It is becoming clear to me, as more and more information gets created each day, how important our network of social contacts are in bringing us information. More specifically, those two phenomenons are inversely related – as the amount of information grows, the tighter and more important my social contacts become. Why? Because as the amount of information increases we need context and location to help determine relevance. Context can help determine if I am searching for a pizza place in New York or if I am looking for New York style pizza. Location helps define if I am indeed looking for a New York style pizza joint here in Seattle.
Another noteworthy contextual observation is the innate difference between certain search decisions, for instance searching for a clothing retailer versus searching for a restaurant. I would be fine buying a shirt from a distant retailer in New York City. Ordering pizza…? Not so much. Google’s Android DNA doesn’t seem to understand humanoid nuances at all. I guarantee a social search application (powered by my friends) would intuitively understand the contextual and location nuances within my searches.
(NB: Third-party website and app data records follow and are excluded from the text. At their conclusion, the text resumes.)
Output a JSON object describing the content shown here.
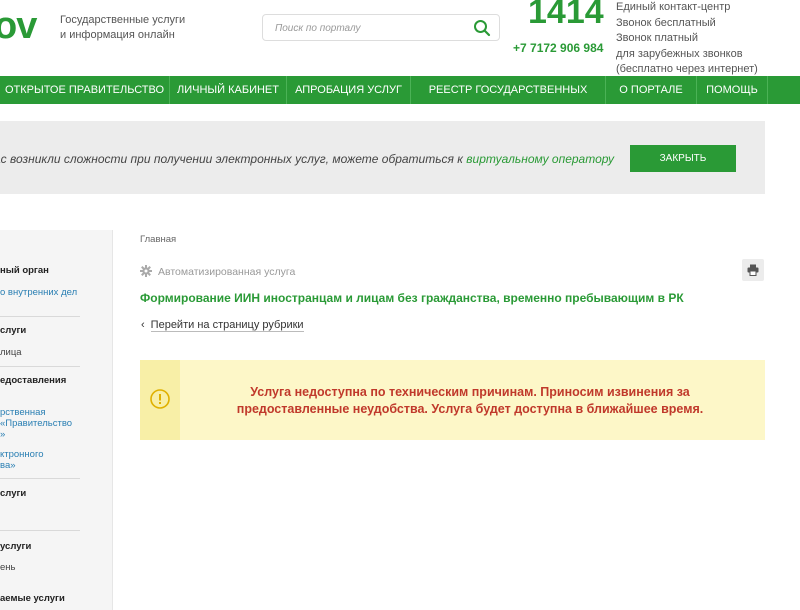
{
  "header": {
    "logo_text": "ov",
    "tagline_line1": "Государственные услуги",
    "tagline_line2": "и информация онлайн",
    "search_placeholder": "Поиск по порталу",
    "phone_short": "1414",
    "phone_long": "+7 7172 906 984",
    "contact_line1": "Единый контакт-центр",
    "contact_line2": "Звонок бесплатный",
    "contact_line3": "Звонок платный",
    "contact_line4": "для зарубежных звонков",
    "contact_line5": "(бесплатно через интернет)"
  },
  "nav": {
    "items": [
      {
        "label": "ОТКРЫТОЕ ПРАВИТЕЛЬСТВО"
      },
      {
        "label": "ЛИЧНЫЙ КАБИНЕТ"
      },
      {
        "label": "АПРОБАЦИЯ УСЛУГ"
      },
      {
        "label": "РЕЕСТР ГОСУДАРСТВЕННЫХ УСЛУГ"
      },
      {
        "label": "О ПОРТАЛЕ"
      },
      {
        "label": "ПОМОЩЬ"
      }
    ]
  },
  "banner": {
    "text": "ас возникли сложности при получении электронных услуг, можете обратиться к ",
    "link": "виртуальному оператору",
    "close_label": "ЗАКРЫТЬ"
  },
  "sidebar": {
    "items": [
      {
        "text": "ный орган"
      },
      {
        "text": "о внутренних дел"
      },
      {
        "text": "слуги"
      },
      {
        "text": "лица"
      },
      {
        "text": "едоставления"
      },
      {
        "text": "рственная"
      },
      {
        "text": "«Правительство"
      },
      {
        "text": "»"
      },
      {
        "text": "ктронного"
      },
      {
        "text": "ва»"
      },
      {
        "text": "слуги"
      },
      {
        "text": "услуги"
      },
      {
        "text": "ень"
      },
      {
        "text": "аемые услуги"
      }
    ]
  },
  "main": {
    "breadcrumb": "Главная",
    "service_type": "Автоматизированная услуга",
    "title": "Формирование ИИН иностранцам и лицам без гражданства, временно пребывающим в РК",
    "back_link": "Перейти на страницу рубрики",
    "alert_text": "Услуга недоступна по техническим причинам. Приносим извинения за предоставленные неудобства. Услуга будет доступна в ближайшее время."
  },
  "colors": {
    "brand_green": "#2a9a36",
    "alert_bg": "#fdf7c8",
    "alert_text": "#c0392b"
  },
  "icons": {
    "search": "search-icon",
    "gear": "gear-icon",
    "print": "printer-icon",
    "info": "info-icon",
    "back": "chevron-left-icon"
  }
}
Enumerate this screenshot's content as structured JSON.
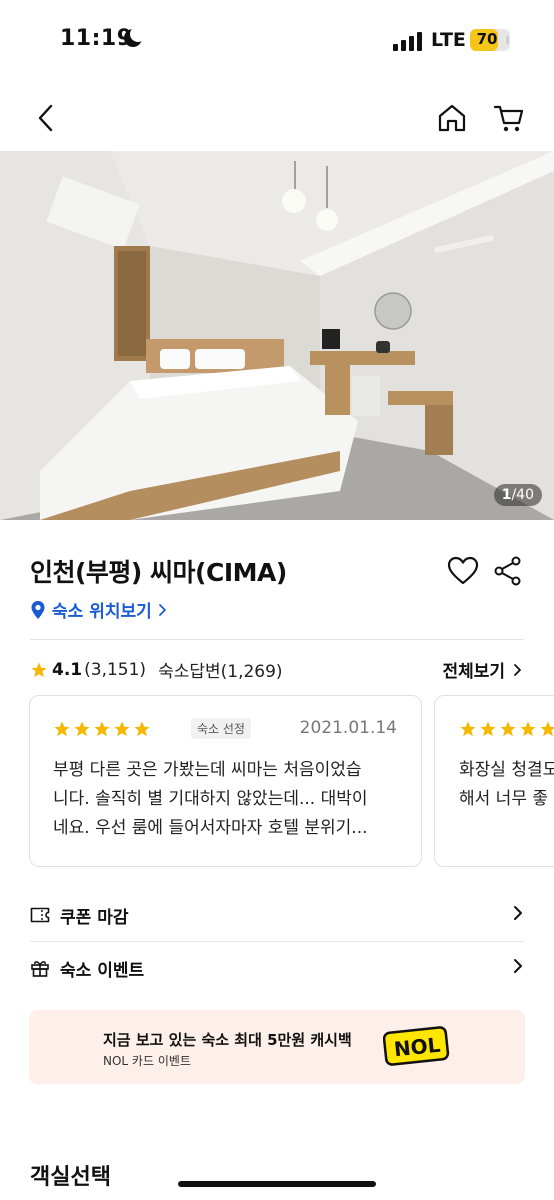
{
  "status_bar": {
    "time": "11:19",
    "network": "LTE",
    "battery": "70",
    "battery_level": 0.7
  },
  "hero": {
    "photo_index": "1",
    "photo_total": "/40"
  },
  "property": {
    "name": "인천(부평) 씨마(CIMA)",
    "location_link": "숙소 위치보기"
  },
  "rating": {
    "score": "4.1",
    "count": "(3,151)",
    "host_replies": "숙소답변(1,269)",
    "see_all": "전체보기"
  },
  "reviews": [
    {
      "stars": 5,
      "badge": "숙소 선정",
      "date": "2021.01.14",
      "lines": [
        "부평 다른 곳은 가봤는데 씨마는 처음이었습",
        "니다. 솔직히 별 기대하지 않았는데... 대박이",
        "네요. 우선 룸에 들어서자마자 호텔 분위기..."
      ]
    },
    {
      "stars": 5,
      "lines": [
        "화장실 청결도",
        "해서 너무 좋"
      ]
    }
  ],
  "info_rows": {
    "coupon": "쿠폰 마감",
    "event": "숙소 이벤트"
  },
  "banner": {
    "title": "지금 보고 있는 숙소 최대 5만원 캐시백",
    "subtitle": "NOL 카드 이벤트",
    "logo_text": "NOL"
  },
  "room_section": {
    "title": "객실선택"
  },
  "colors": {
    "accent_blue": "#1a5bd6",
    "star": "#f5b800",
    "battery": "#f5c518",
    "banner_bg": "#fdf0ea"
  }
}
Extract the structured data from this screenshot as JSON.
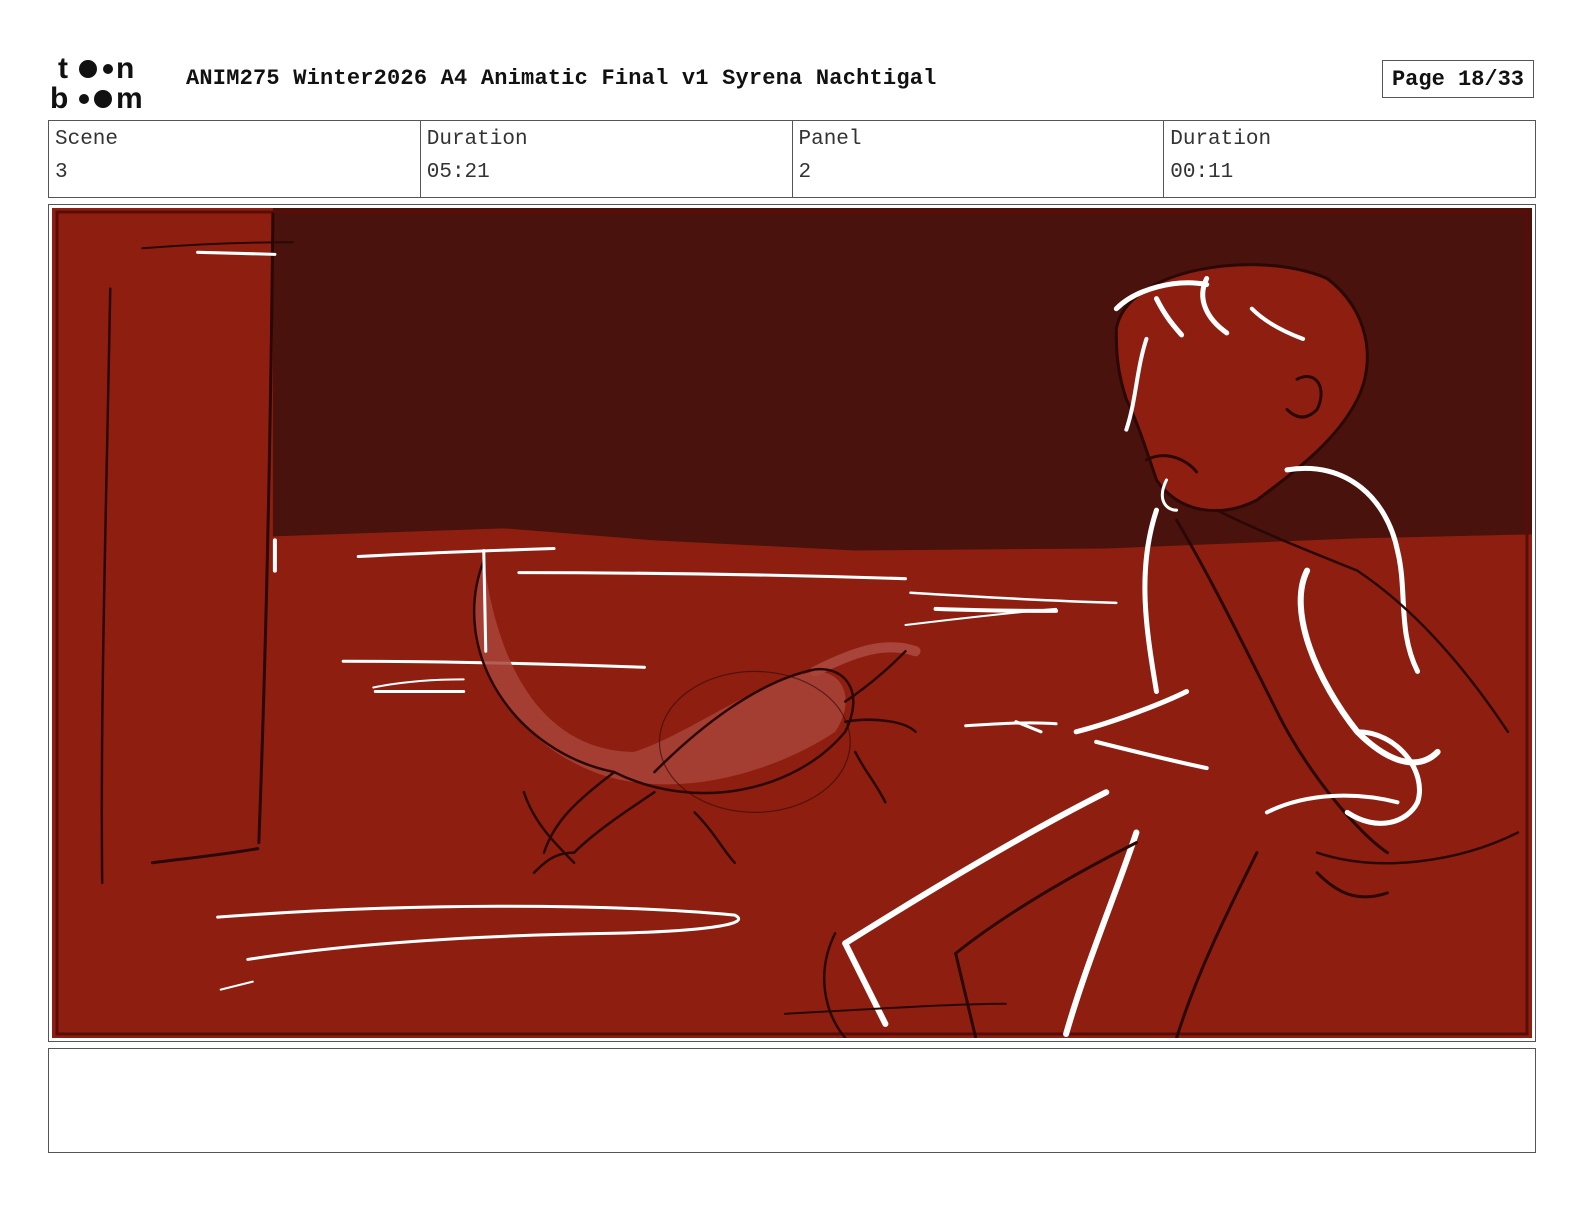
{
  "header": {
    "logo_text": "toonboom",
    "title": "ANIM275 Winter2026 A4 Animatic Final v1 Syrena Nachtigal",
    "page_label": "Page 18/33"
  },
  "info": {
    "scene_label": "Scene",
    "scene_value": "3",
    "scene_duration_label": "Duration",
    "scene_duration_value": "05:21",
    "panel_label": "Panel",
    "panel_value": "2",
    "panel_duration_label": "Duration",
    "panel_duration_value": "00:11"
  },
  "panel": {
    "colors": {
      "sky": "#4a120c",
      "ground": "#8e1f10",
      "frame_border": "#5a0d08",
      "sketch_dark": "#2a0806",
      "sketch_light": "#ffffff",
      "creature_fill": "#a8443a"
    }
  },
  "notes": {
    "text": ""
  }
}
Understandably, this is freaking Google out and forcing them to push socially awkward applications onto their users at an increasing pace. Unfortunately this is not how social works, you simply cannot rush things on the first date or you will never have the opportunity for a second one. Google+ looks to be their best social offering as of yet, but only time will tell if they have finally aligned the social dots.
It is now clear why Google purchased Aardvark, one of the social search companies I highlighted in my last post. Just read this brief overview and think of how it could help us search:
Aardvark is a way to get quick, quality answers to questions from your extended social network. You can ask questions via an instant message buddy or email. The questions are then farmed out to your contacts (and their contacts) based on what they say they have knowledge of. If you ask taste related questions about music, books, movies, restaurants, etc., they’ll ask people who tend to show similar tastes as you in their profile.
It will be interesting to see how (and if) Google integrates Aardvark to help navigate this new search territory. Regardless of the outcome, I do not think Google will loose its shirt anytime soon. They have a stranglehold on the overall search market and most realize there are many different channels in search. I agree with Semil,”This type of search, or social discovery, will become important, but it won’t dominate search—it’s just one channel, and different social networks exist for different parts of our lives.”
This is just the beginning of an incredible change in how we will find and use information and I cannot wait to see what emerges. In five years (2016) we will not be looking at a white screen with blinking cursor begging us to type a few short words into the search vault so it can pull thousand’s of links for us to plow through.
In my next post I will go in-depth on the first of the four quadrants of social search, an area I believe has yet to fully experience this massive technological revolution.Follow @jnickhughes